I was warned to not eat any street food, but Colombia offers so much of it – I couldn’t resist (and my stomach was fine). It’s part of the culture to stroll along Carrera 7 in Bogotà on a Sunday, munch on an arepa and sip on a sugary Jugo de Guanabana, have some sliced mango afterwards with lime juice and salt while watching all the great and all the not so great street artists do their thing. Oh those Sundays in Bogotà…
…oh and all those challenges as a vegetarian. I should have known: meat is a thing in Southamerican cuisine in general. And: you are weird if you don’t eat meat..
As a vegetarian with limited Spanish skills I had to learn pretty quickly how to ask for something meatless, what to ask for and understand that pollo is a popular meat served in numerous ways. If only pollo wasn’t chicken. Ironically people would sometimes suggest I could eat pollo, because they thought that’s okay for a vegetarian to eat. It’s funny how similar the reactions are around the globe – chicken was the most mentioned alternative for a meatless meal in Japan as well.
But by looking at my 2,000+ photos there is no sign of malnutrition. There has never been a risk of not finding anything and only having jugo naturales to drink every day and survive of that. Of course I could have opted for self-catering and cook myself the dishes I would cook at home. But it’s so much fun to walk around and follow your appetite!
And those caring Colombians really made sure I ate enough. A very common dish is bandeja paisa.

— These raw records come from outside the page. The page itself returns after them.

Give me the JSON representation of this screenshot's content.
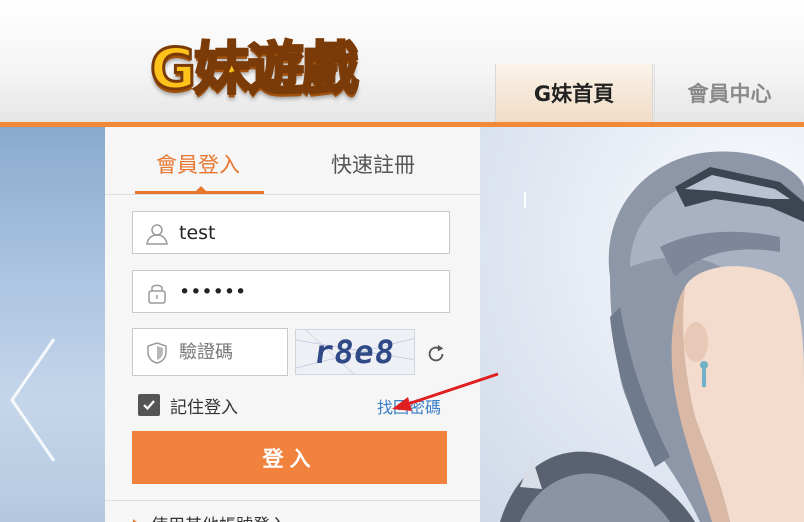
{
  "header": {
    "logo_text": "G妹遊戲",
    "nav": [
      {
        "label": "G妹首頁"
      },
      {
        "label": "會員中心"
      }
    ]
  },
  "login": {
    "tabs": [
      {
        "label": "會員登入",
        "active": true
      },
      {
        "label": "快速註冊",
        "active": false
      }
    ],
    "username_value": "test",
    "password_value": "••••••",
    "captcha_placeholder": "驗證碼",
    "captcha_image_text": "r8e8",
    "remember_label": "記住登入",
    "remember_checked": true,
    "forgot_link": "找回密碼",
    "submit_label": "登入",
    "other_login_label": "使用其他帳號登入"
  },
  "colors": {
    "accent": "#f0823d",
    "link": "#3a7fc8",
    "annotation": "#e02020"
  }
}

It’s a huge plate with steak, rice, sausage, beans, avocado and patacon – a kind of fried banana-potatoe. The name of the dish says it all: countrymen (big) plate. I would never be able to eat that much – not even after a marathon. But I found a lot of places that would serve a variation of bandeja paisa as dish of the day including a soup. So instead of meat, most of the times the rice portion was doubled and three instead of two patacons placed on the plate. Sometimes I would even find fries as well whenever I politely declined the meat. But how often can you eat a triple carbo dish? – Surely not everyday, especially not without proper exercise.
And how many eggs are okay to eat – daily? Maybe I’ve read too many health and fitness magazines and maybe my knowledge regarding amount of eggs per week is obsolete, but I really thought 2-3 eggs a week is more than enough. In Colombia I could have eaten 2-3 eggs a day. Either scrambled or fried or boiled, plain, as an omelette or spiced up with onions, tomato and salt and pepper. E V E R Y D A Y…

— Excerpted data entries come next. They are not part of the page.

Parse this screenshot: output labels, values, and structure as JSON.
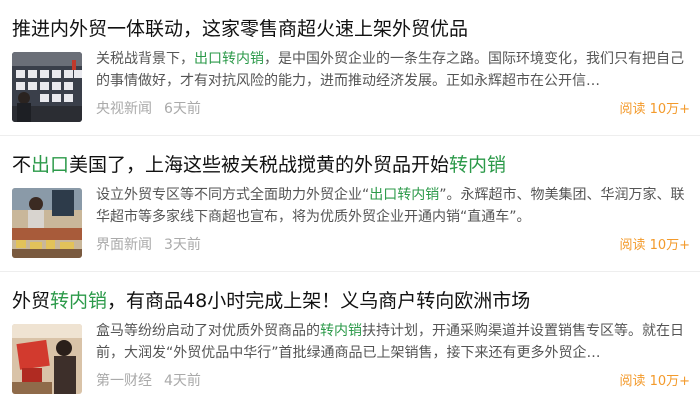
{
  "articles": [
    {
      "title": [
        "推进内外贸一体联动，这家零售商超火速上架外贸优品"
      ],
      "snippet_parts": [
        "关税战背景下，",
        "出口转内销",
        "，是中国外贸企业的一条生存之路。国际环境变化，我们只有把自己的事情做好，才有对抗风险的能力，进而推动经济发展。正如永辉超市在公开信…"
      ],
      "source": "央视新闻",
      "time": "6天前",
      "reads_label": "阅读",
      "reads_value": "10万+",
      "thumb_icon": "store-shelves-photo"
    },
    {
      "title": [
        "不",
        "出口",
        "美国了，上海这些被关税战搅黄的外贸品开始",
        "转内销"
      ],
      "snippet_parts": [
        "设立外贸专区等不同方式全面助力外贸企业“",
        "出口转内销",
        "”。永辉超市、物美集团、华润万家、联华超市等多家线下商超也宣布，将为优质外贸企业开通内销“直通车”。"
      ],
      "source": "界面新闻",
      "time": "3天前",
      "reads_label": "阅读",
      "reads_value": "10万+",
      "thumb_icon": "market-stall-photo"
    },
    {
      "title": [
        "外贸",
        "转内销",
        "，有商品48小时完成上架！义乌商户转向欧洲市场"
      ],
      "snippet_parts": [
        "盒马等纷纷启动了对优质外贸商品的",
        "转内销",
        "扶持计划，开通采购渠道并设置销售专区等。就在日前，大润发“外贸优品中华行”首批绿通商品已上架销售，接下来还有更多外贸企…"
      ],
      "source": "第一财经",
      "time": "4天前",
      "reads_label": "阅读",
      "reads_value": "10万+",
      "thumb_icon": "shop-owner-photo"
    }
  ],
  "highlight_color": "#2c9a4a",
  "reads_color": "#f39a2b"
}
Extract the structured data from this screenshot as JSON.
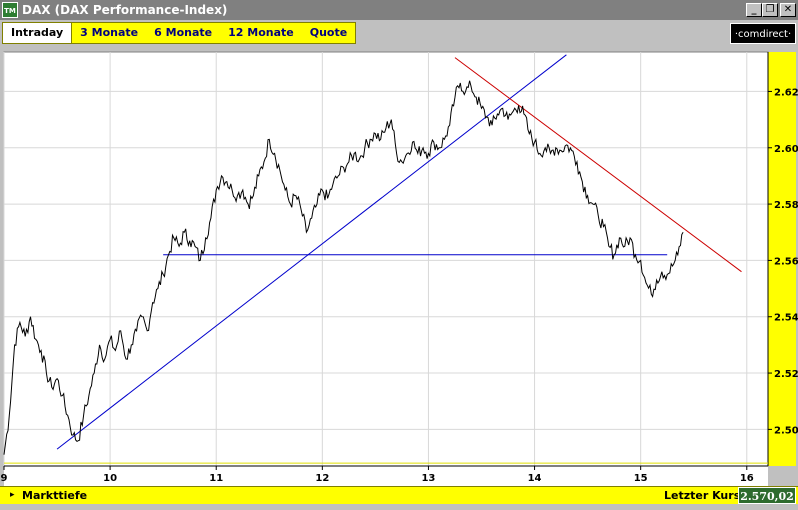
{
  "window": {
    "app_icon": "TM",
    "title": "DAX (DAX Performance-Index)",
    "min_glyph": "_",
    "max_glyph": "❐",
    "close_glyph": "✕"
  },
  "tabs": [
    {
      "label": "Intraday",
      "active": true
    },
    {
      "label": "3 Monate",
      "active": false
    },
    {
      "label": "6 Monate",
      "active": false
    },
    {
      "label": "12 Monate",
      "active": false
    },
    {
      "label": "Quote",
      "active": false
    }
  ],
  "brand": {
    "label": "·comdirect·"
  },
  "footer": {
    "arrow": "▸",
    "depth_label": "Markttiefe",
    "last_price_label": "Letzter Kurs",
    "last_price_value": "2.570,02"
  },
  "colors": {
    "price_line": "#000000",
    "support_line": "#0000cc",
    "resistance_line": "#cc0000",
    "reference_line": "#e0e000",
    "panel_bg": "#ffffff",
    "accent": "#ffff00"
  },
  "chart_data": {
    "type": "line",
    "x_ticks": [
      "9",
      "10",
      "11",
      "12",
      "13",
      "14",
      "15",
      "16"
    ],
    "y_ticks": [
      "2.500",
      "2.520",
      "2.540",
      "2.560",
      "2.580",
      "2.600",
      "2.620"
    ],
    "xlim": [
      9,
      16.2
    ],
    "ylim": [
      2487,
      2634
    ],
    "grid": true,
    "series": [
      {
        "values": [
          [
            9.0,
            2491
          ],
          [
            9.05,
            2505
          ],
          [
            9.1,
            2530
          ],
          [
            9.15,
            2538
          ],
          [
            9.2,
            2533
          ],
          [
            9.25,
            2540
          ],
          [
            9.3,
            2532
          ],
          [
            9.35,
            2528
          ],
          [
            9.4,
            2520
          ],
          [
            9.45,
            2515
          ],
          [
            9.5,
            2518
          ],
          [
            9.55,
            2512
          ],
          [
            9.6,
            2505
          ],
          [
            9.65,
            2498
          ],
          [
            9.7,
            2496
          ],
          [
            9.75,
            2505
          ],
          [
            9.8,
            2512
          ],
          [
            9.85,
            2520
          ],
          [
            9.9,
            2530
          ],
          [
            9.95,
            2525
          ],
          [
            10.0,
            2532
          ],
          [
            10.05,
            2528
          ],
          [
            10.1,
            2535
          ],
          [
            10.15,
            2525
          ],
          [
            10.2,
            2530
          ],
          [
            10.25,
            2535
          ],
          [
            10.3,
            2540
          ],
          [
            10.35,
            2535
          ],
          [
            10.4,
            2545
          ],
          [
            10.45,
            2550
          ],
          [
            10.5,
            2555
          ],
          [
            10.55,
            2562
          ],
          [
            10.6,
            2568
          ],
          [
            10.65,
            2565
          ],
          [
            10.7,
            2570
          ],
          [
            10.75,
            2567
          ],
          [
            10.8,
            2565
          ],
          [
            10.85,
            2560
          ],
          [
            10.9,
            2568
          ],
          [
            10.95,
            2575
          ],
          [
            11.0,
            2585
          ],
          [
            11.05,
            2590
          ],
          [
            11.1,
            2588
          ],
          [
            11.15,
            2585
          ],
          [
            11.2,
            2583
          ],
          [
            11.25,
            2585
          ],
          [
            11.3,
            2580
          ],
          [
            11.35,
            2583
          ],
          [
            11.4,
            2590
          ],
          [
            11.45,
            2595
          ],
          [
            11.5,
            2603
          ],
          [
            11.55,
            2598
          ],
          [
            11.6,
            2592
          ],
          [
            11.65,
            2585
          ],
          [
            11.7,
            2580
          ],
          [
            11.75,
            2583
          ],
          [
            11.8,
            2578
          ],
          [
            11.85,
            2570
          ],
          [
            11.9,
            2575
          ],
          [
            11.95,
            2580
          ],
          [
            12.0,
            2585
          ],
          [
            12.05,
            2582
          ],
          [
            12.1,
            2587
          ],
          [
            12.15,
            2590
          ],
          [
            12.2,
            2593
          ],
          [
            12.25,
            2595
          ],
          [
            12.3,
            2598
          ],
          [
            12.35,
            2596
          ],
          [
            12.4,
            2600
          ],
          [
            12.45,
            2603
          ],
          [
            12.5,
            2605
          ],
          [
            12.55,
            2603
          ],
          [
            12.6,
            2607
          ],
          [
            12.65,
            2610
          ],
          [
            12.7,
            2598
          ],
          [
            12.75,
            2595
          ],
          [
            12.8,
            2598
          ],
          [
            12.85,
            2602
          ],
          [
            12.9,
            2598
          ],
          [
            12.95,
            2600
          ],
          [
            13.0,
            2598
          ],
          [
            13.05,
            2602
          ],
          [
            13.1,
            2600
          ],
          [
            13.15,
            2603
          ],
          [
            13.2,
            2608
          ],
          [
            13.25,
            2618
          ],
          [
            13.3,
            2623
          ],
          [
            13.35,
            2620
          ],
          [
            13.4,
            2622
          ],
          [
            13.45,
            2618
          ],
          [
            13.5,
            2614
          ],
          [
            13.55,
            2611
          ],
          [
            13.6,
            2608
          ],
          [
            13.65,
            2612
          ],
          [
            13.7,
            2614
          ],
          [
            13.75,
            2610
          ],
          [
            13.8,
            2613
          ],
          [
            13.85,
            2615
          ],
          [
            13.9,
            2612
          ],
          [
            13.95,
            2605
          ],
          [
            14.0,
            2602
          ],
          [
            14.05,
            2598
          ],
          [
            14.1,
            2600
          ],
          [
            14.15,
            2598
          ],
          [
            14.2,
            2600
          ],
          [
            14.25,
            2599
          ],
          [
            14.3,
            2601
          ],
          [
            14.35,
            2599
          ],
          [
            14.4,
            2595
          ],
          [
            14.45,
            2588
          ],
          [
            14.5,
            2583
          ],
          [
            14.55,
            2580
          ],
          [
            14.6,
            2576
          ],
          [
            14.65,
            2572
          ],
          [
            14.7,
            2565
          ],
          [
            14.75,
            2562
          ],
          [
            14.8,
            2568
          ],
          [
            14.85,
            2565
          ],
          [
            14.9,
            2568
          ],
          [
            14.95,
            2562
          ],
          [
            15.0,
            2560
          ],
          [
            15.05,
            2552
          ],
          [
            15.1,
            2548
          ],
          [
            15.15,
            2553
          ],
          [
            15.2,
            2556
          ],
          [
            15.25,
            2555
          ],
          [
            15.3,
            2558
          ],
          [
            15.35,
            2562
          ],
          [
            15.4,
            2570
          ]
        ]
      }
    ],
    "trendlines": [
      {
        "color": "#0000cc",
        "from": [
          9.5,
          2493
        ],
        "to": [
          14.3,
          2633
        ]
      },
      {
        "color": "#0000cc",
        "from": [
          10.5,
          2562
        ],
        "to": [
          15.25,
          2562
        ]
      },
      {
        "color": "#cc0000",
        "from": [
          13.25,
          2632
        ],
        "to": [
          15.95,
          2556
        ]
      },
      {
        "color": "#e0e000",
        "from": [
          9.0,
          2488
        ],
        "to": [
          16.2,
          2488
        ]
      }
    ]
  }
}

If you’re more of a flexitarian or pescetarian who will eat seafood once in a while you should be fine, especially along the coast. Ceviche – apparently a Peruvian dish – of raw fish, marinated with lime and herbs, is very popular. But sadly not so much my thing. Too meaty for my taste and having had 2-3 seafood dishes brought me to the conclusion that I will quit eating seafood as well.
Surprisingly I was even served a meat substitute once or twice in places I didn’t expect they would have anything close to tofu and similar – and I didn’t even ask for it. And I never saw them when grocery shopping. Although, the big grocery stores provide everything you can find in European grocery stores – so if you are a pasta lover or are longing for – let’s say – some whole wheat bread with cream cheese, you won’t have to wait for homecoming.

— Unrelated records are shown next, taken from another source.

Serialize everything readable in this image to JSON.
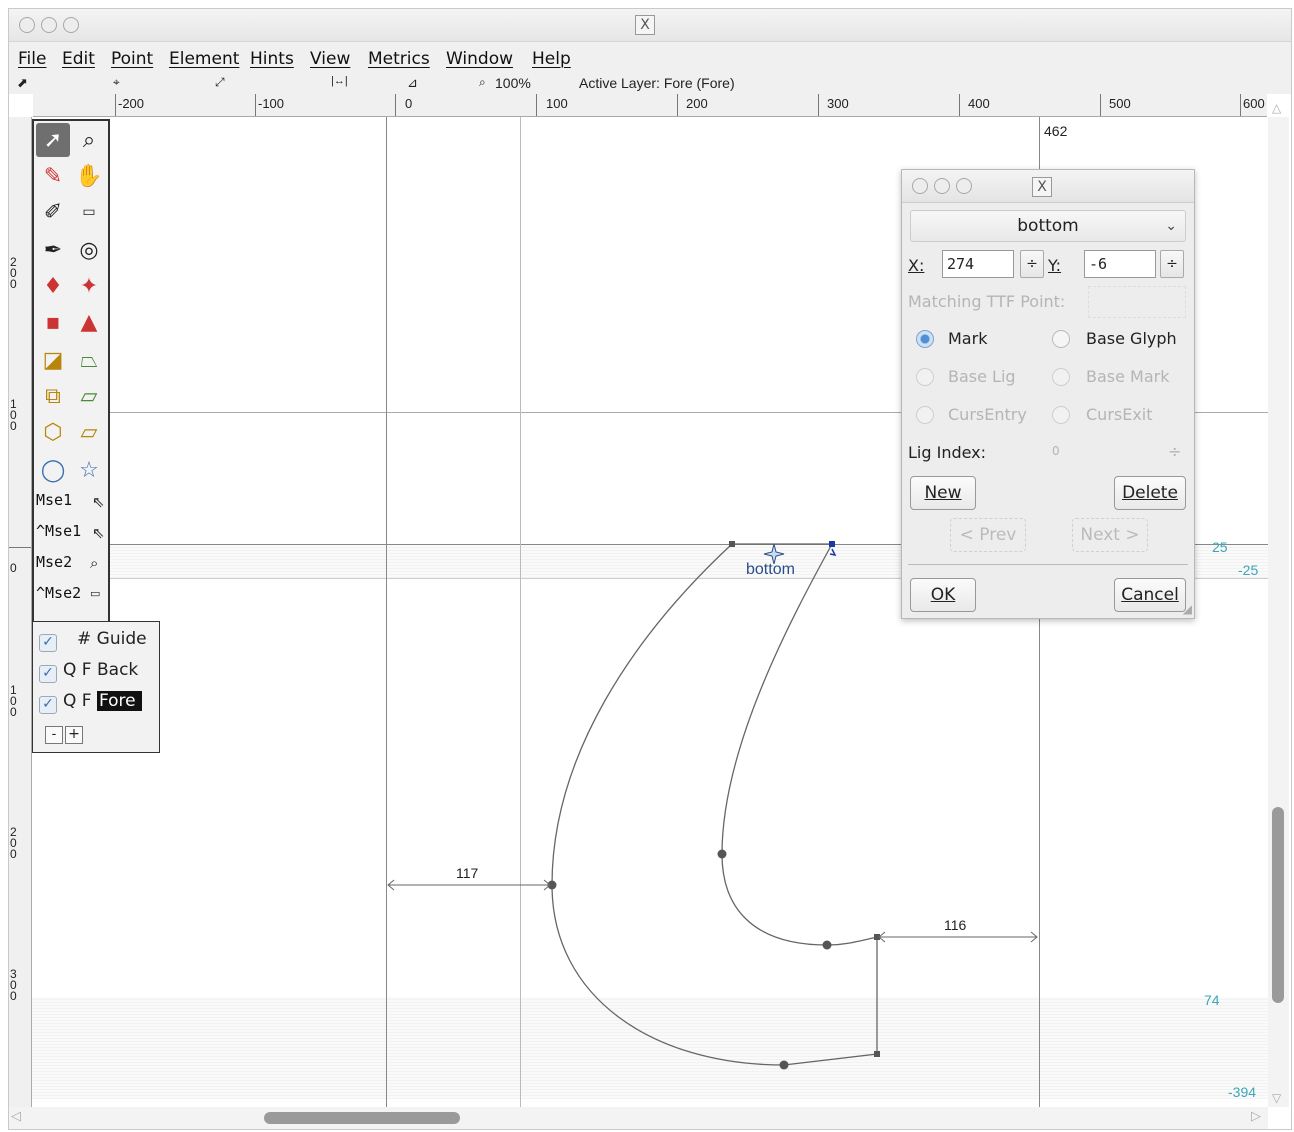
{
  "window": {
    "title_icon": "X"
  },
  "menu": [
    "File",
    "Edit",
    "Point",
    "Element",
    "Hints",
    "View",
    "Metrics",
    "Window",
    "Help"
  ],
  "infobar": {
    "zoom": "100%",
    "active_layer": "Active Layer: Fore (Fore)"
  },
  "ruler": {
    "h_labels": [
      "-200",
      "-100",
      "0",
      "100",
      "200",
      "300",
      "400",
      "500",
      "600"
    ],
    "v_labels": [
      "200",
      "100",
      "0",
      "100",
      "200",
      "300"
    ]
  },
  "toolbox": {
    "mouse_labels": [
      "Mse1",
      "^Mse1",
      "Mse2",
      "^Mse2"
    ]
  },
  "layers": {
    "guide": "# Guide",
    "back_prefix": "Q F",
    "back": "Back",
    "fore_prefix": "Q F",
    "fore": "Fore",
    "minus": "-",
    "plus": "+"
  },
  "canvas": {
    "top_value": "462",
    "anchor_label": "bottom",
    "dim_left": "117",
    "dim_right": "116",
    "right_labels": {
      "a": "25",
      "b": "-25",
      "c": "74",
      "d": "-394"
    }
  },
  "dialog": {
    "title_icon": "X",
    "anchor_class": "bottom",
    "x_label": "X:",
    "x_value": "274",
    "y_label": "Y:",
    "y_value": "-6",
    "matching_label": "Matching TTF Point:",
    "radios": {
      "mark": "Mark",
      "base_glyph": "Base Glyph",
      "base_lig": "Base Lig",
      "base_mark": "Base Mark",
      "curs_entry": "CursEntry",
      "curs_exit": "CursExit"
    },
    "lig_index_label": "Lig Index:",
    "lig_index_value": "0",
    "new": "New",
    "delete": "Delete",
    "prev": "< Prev",
    "next": "Next >",
    "ok": "OK",
    "cancel": "Cancel"
  }
}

One thing is for sure – Colombian cuisine is not haute cuisine. But I would never go as far as saying the food is terrible, like some other travelers moaned. Ingredients are most of the time regional – all the imported stuff is super expensive, dishes kept simple, large and filling. I enjoyed going to markets and buy as many fresh avocados and mangos and papayas as I could carry and eat until I changed location again. Or have the best fruit salad at San Gil market – it is indeed muy rico y muy, muy, muy delicioso!
What really struck me, was lack of spices. Spicy food is scarce – but funnily spicy sauce is part of every table setting, for all those foreigners to spice up their pollo con arroz. But in the end – sauce will only sophisticate a simple dish. And spicy sauce will make any dish taste…well, only spicy.
Not to forget the rich culture of postres. Colombians really love sweets and deserts. And one thing I wanted to try from day one but only managed to eat once was an oblea con arequipe. Arequipe is a kind of caramel sauce and this obleas are often found at food stalls on markets and streets.
At the end of the day, it’s not too hard to survive as a vegetarian in Colombia. You might miss out on some typical dishes, but you’ll get an idea what the cuisine is like when glancing at other people’s (huge) plates. I enjoyed exploring the tastes of Colombia – a lot!